DETAILED ATTENTION: Baby sitter, Anita Lama, tries to put children of brick kiln workers to sleep in a crèche at a factory in Lalitpur this week. Pics: Sonia Awale
Across the Valley, the Champi Mai Brick Kiln has set up a day care centre for children of workers between the ages of five months to five years where they get three meals a day. The company has enrolled older children in nearby government schools.
Yam Kumari GC, also from Rolpa, moves to Kathmandu with her family for six months in a year to earn extra income, and she is happy her children can go to school while here. “My daughter goes to school every day, she is really interested in her studies and is doing well in class,” Yam Kumari tells us, looking up from her washing.
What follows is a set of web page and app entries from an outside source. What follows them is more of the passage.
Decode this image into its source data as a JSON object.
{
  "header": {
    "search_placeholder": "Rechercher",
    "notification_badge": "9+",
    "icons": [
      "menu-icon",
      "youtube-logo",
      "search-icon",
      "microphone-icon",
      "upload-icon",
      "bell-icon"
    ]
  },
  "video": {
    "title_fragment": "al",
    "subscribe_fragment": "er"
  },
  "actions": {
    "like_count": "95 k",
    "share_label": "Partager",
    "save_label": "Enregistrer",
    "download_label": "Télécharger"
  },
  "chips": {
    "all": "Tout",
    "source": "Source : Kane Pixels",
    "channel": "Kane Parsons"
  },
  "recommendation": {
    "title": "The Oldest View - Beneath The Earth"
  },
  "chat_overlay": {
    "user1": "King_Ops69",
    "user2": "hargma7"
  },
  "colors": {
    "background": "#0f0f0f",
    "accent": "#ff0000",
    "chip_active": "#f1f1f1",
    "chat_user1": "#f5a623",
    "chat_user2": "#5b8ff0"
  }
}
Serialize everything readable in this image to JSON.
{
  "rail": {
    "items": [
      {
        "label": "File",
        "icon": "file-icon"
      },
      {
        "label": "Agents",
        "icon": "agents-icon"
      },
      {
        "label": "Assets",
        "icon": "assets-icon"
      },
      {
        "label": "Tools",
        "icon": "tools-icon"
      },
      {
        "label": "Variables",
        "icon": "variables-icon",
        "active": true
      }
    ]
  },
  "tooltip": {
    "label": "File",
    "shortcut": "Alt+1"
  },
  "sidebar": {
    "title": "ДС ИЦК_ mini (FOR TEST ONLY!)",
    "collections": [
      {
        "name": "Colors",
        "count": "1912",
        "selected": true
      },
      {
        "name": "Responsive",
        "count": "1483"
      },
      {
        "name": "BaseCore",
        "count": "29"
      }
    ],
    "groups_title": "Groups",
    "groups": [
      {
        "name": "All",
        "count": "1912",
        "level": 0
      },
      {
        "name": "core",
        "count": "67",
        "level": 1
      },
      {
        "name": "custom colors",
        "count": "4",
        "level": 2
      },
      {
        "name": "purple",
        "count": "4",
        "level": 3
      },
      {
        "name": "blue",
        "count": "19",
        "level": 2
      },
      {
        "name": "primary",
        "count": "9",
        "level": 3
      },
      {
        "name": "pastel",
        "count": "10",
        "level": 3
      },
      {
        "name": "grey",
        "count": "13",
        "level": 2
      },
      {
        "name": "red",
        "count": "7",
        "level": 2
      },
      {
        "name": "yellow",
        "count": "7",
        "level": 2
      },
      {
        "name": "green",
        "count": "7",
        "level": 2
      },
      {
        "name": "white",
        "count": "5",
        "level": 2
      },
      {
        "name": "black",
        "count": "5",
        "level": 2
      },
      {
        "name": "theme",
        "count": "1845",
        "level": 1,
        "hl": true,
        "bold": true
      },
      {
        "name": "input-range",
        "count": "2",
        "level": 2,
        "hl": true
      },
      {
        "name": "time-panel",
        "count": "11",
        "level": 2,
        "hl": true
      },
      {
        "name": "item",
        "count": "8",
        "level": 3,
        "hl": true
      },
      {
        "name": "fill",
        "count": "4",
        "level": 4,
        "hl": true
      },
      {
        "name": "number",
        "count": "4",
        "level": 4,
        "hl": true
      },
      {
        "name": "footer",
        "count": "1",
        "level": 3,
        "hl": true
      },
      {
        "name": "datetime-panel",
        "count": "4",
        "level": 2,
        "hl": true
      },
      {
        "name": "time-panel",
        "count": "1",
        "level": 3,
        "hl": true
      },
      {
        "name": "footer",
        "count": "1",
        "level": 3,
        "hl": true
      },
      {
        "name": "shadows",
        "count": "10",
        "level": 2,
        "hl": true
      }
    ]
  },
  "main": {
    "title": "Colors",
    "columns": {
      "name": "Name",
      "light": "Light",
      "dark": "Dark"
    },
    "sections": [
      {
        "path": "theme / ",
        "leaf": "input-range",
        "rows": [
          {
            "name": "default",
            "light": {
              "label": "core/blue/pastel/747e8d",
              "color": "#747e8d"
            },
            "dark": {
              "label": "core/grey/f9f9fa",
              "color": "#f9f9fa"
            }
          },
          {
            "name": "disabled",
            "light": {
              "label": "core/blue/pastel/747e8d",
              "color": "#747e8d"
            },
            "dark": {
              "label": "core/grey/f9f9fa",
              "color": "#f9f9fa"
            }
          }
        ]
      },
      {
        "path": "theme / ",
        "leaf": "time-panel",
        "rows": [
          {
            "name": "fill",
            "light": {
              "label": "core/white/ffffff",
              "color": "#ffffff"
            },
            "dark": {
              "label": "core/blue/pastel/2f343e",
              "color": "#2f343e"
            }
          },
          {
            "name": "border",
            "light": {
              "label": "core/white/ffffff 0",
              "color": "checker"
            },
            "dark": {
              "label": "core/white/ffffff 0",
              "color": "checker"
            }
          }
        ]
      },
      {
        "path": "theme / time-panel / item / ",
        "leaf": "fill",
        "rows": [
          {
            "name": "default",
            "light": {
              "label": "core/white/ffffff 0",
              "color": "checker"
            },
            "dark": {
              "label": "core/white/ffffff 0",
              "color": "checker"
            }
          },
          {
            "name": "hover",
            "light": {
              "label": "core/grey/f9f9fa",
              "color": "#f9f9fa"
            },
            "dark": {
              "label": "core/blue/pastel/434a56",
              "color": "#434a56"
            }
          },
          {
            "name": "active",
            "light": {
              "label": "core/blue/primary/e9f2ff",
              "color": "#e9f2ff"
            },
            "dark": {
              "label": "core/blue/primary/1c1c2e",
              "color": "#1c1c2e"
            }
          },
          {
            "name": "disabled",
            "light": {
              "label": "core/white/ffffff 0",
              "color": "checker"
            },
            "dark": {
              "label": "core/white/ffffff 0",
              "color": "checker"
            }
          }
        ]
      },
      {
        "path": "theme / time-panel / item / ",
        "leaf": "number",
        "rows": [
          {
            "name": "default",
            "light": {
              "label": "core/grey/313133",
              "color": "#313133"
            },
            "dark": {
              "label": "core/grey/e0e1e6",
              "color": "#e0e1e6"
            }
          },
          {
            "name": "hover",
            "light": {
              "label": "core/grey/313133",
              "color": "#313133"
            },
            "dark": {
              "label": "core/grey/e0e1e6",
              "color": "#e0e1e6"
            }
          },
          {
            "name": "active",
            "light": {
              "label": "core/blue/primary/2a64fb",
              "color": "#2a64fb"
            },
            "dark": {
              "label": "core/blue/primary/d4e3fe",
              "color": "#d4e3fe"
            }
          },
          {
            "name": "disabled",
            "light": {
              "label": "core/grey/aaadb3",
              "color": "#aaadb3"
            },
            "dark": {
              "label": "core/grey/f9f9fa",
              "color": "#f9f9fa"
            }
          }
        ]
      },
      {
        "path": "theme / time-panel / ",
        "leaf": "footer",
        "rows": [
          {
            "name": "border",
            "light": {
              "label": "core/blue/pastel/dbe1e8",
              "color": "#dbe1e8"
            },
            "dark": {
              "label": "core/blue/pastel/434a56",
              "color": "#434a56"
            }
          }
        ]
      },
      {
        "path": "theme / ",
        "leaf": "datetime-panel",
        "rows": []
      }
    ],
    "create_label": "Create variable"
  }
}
Champi Mai is one of five kilns which is working with activists from the Better Brick Nepal Program to get a BCN (Brick Clean Network) certification for correct labour practices and environmental standards. Satyanarayan uses the Vertical Shaft Brick Kiln (VSBK) technology, while Champi Mai uses ‘Zig-zag’ kilns, both of which are less polluting than traditional furnaces.
Raj Kumar Lama, who operates the modern furnaces at Satyanarayan, is an international VSBK expert. He says: “Our workers don’t want to go to other kilns because there is much less dust and smoke here.”
At an international conference on brick kiln reform in Godavari last month, Satyanarayan’s owner Chandra Maharjan, said: “Nepal is making progress in eliminating child labour in brick kilns.” Maharjan is also a nominated member of the Constituent Assembly, and is lobbying to legislate labour and environmental safeguards for the brick industry.
Yam Kumari GC from Rolpa works in a brick kiln in Kathmandu which pays for her two children to go to a government school nearby.
Champi Mai’s owner, Mangal Maharjan, says employing children is actually bad for business: “Children distract their parents and they could get hurt, so sending them to school ensures higher productivity.”
Homraj Acharya of Better Brick Network works with Champi Mai, and agrees that brick kiln owners themselves want to remove child labour. “They are under pressure from activists and the media, so they want to give their industry a cleaner image. It’s a challenge, but zero child labour in brick kilns is achievable.”
At Champi Mai, activist Usha Manandhar does the rounds of workers’ quarters to convince remaining families to send their children to school. She explains: “Many times it is the labour contractors who are responsible for child labour. Owners have realised that social responsibility need not be expensive. They now know that child-friendly bricks is good for business.”
Sonia Awale in Lalitpur
Building blocks, Jan Møller Hansen
Blood bricks, Lucia De Vries